In order to obtain urgent economic resources, the Duque government approved a tax reform that involved raising taxes on the middle and upper classes, and on companies. The popular reaction was seen on television around the world in April and May 2021. There were street demonstrations (some very aggressive, such as the attack and burning of police stations), and the government had to repress them with violence: more than 70 dead .

That conflict was the lid on his coffin. With popularity on the decline, Duque could only sit through his own funeral as the law in Colombia prevents re-election.

Gustavo Petro

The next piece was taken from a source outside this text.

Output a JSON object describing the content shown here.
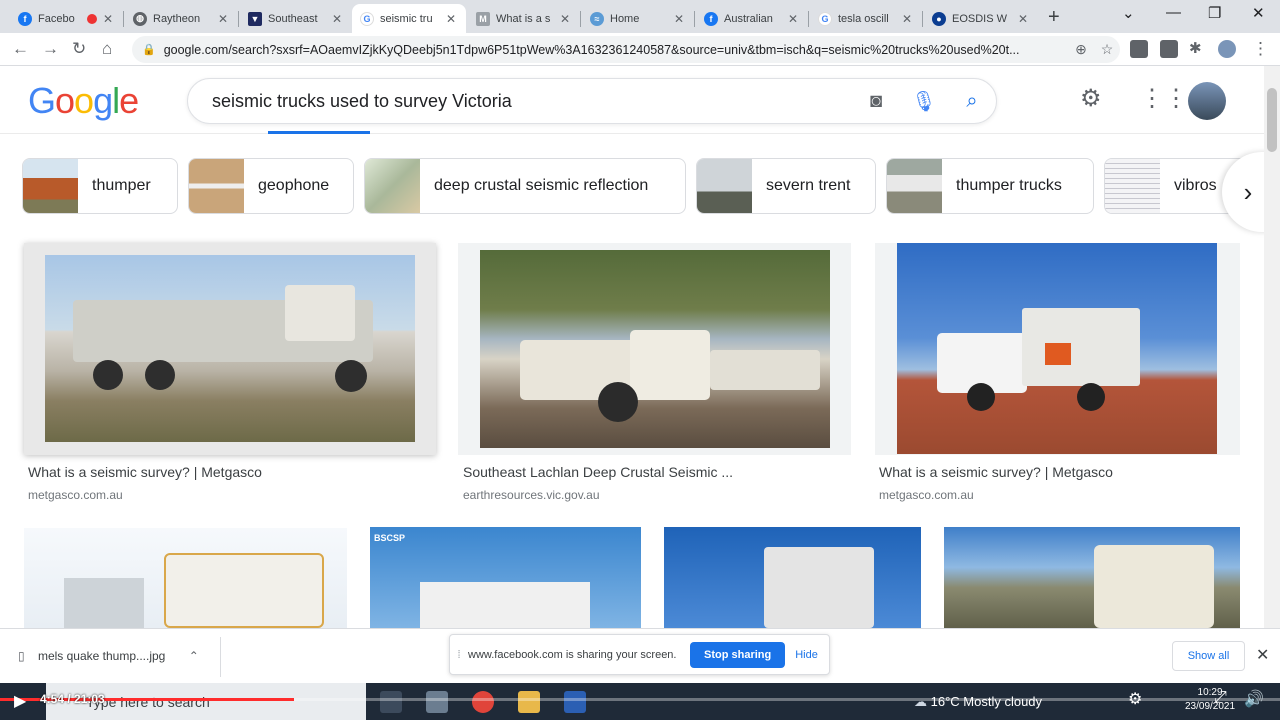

That means that Gustavo Petro, representative of the Historical Pact, has four years to make his “change.” In his favour, the economy is recovering at an enviable pace: 10.6% in 2021 and 6.1% is expected for 2022. It is the country that is leading growth in Latin America. International investors have not fled scared when it was learned that a former guerrilla had won the elections. The peso has slightly devalued against the dollar (3.8%), although the truth is that it is at the same level as in May. The Stock Exchange (ColCap) lost 3.8%, but had already been losing strength since April.

The hardest part remains: reduce the level of poverty and carry out your project. Will it do so by raising taxes? In reality, it has a greater challenge, which is not to scare international investors. The same day of his victory, Petro chose the Movistar Arena in Bogotá to say that he was not going to destroy capitalism, although the very word makes him grit his teeth. “In other campaigns they came yelling at us over and over again… out of fear saying that we were going to expropriate and destroy private property, well I tell them: We are going to develop capitalism in Colombia. Not because we adore it, but because we must overcome feudalism in Colombia, overcome this new slavery, overcome atavistic mentalities, from this world of slaves, to reach economic pluralism.”

When Hugo Chavez came to power and said exactly the same thing. In an interview with this journalist in 1999, when it was mentioned to him that in the Chavista bases there was talk of expropriating property and land, the Venezuelan president pretended to remove the fear of Spanish investors and stated: “What you are telling me is part of the past. : from the dirty war of the electoral campaign, which was erased in a few hours by a people who know very well what is our government plan. Contrary to what was said, we are going to develop an economic project, one of whose foundations is to give back to Venezuelans, especially to the middle classes, the right to private property: the promotion of small and medium-sized enterprises will be essential to recover macroeconomic and macrosocial balances, and that is far from being a socialist expropriation approach”.

For the political analyst Martial Munoz, director of ConfidencialColombia, “it is still too early to venture whether Colombia will be the paradise of ‘living tasty’ that France promises [la nueva vicepresidenta Francia Márquez], or it will become the new Venezuela of the Region, which many also predict”. If Petro pursues a social democratic policy, he will disillusion the anti-system, radicals and extremists who are part of the Historic Pact coalition. To put it another way, she will disappoint Colombia’s Podemos. But if he decides to thoroughly apply a left-wing program, adds Muñoz, “and he touches the pension system, the engine of the country, the hydrocarbon sector, the FTAs [Tratados de Libre Comercio] or simply excessively raise taxes on businessmen, it will fail miserably”.

The proof that it is not known where Petro will go is that, a few hours after winning, two world leaders congratulated him: Joe Biden, president of the US, and Vladimir Putin, president of Russia. Two opposing views.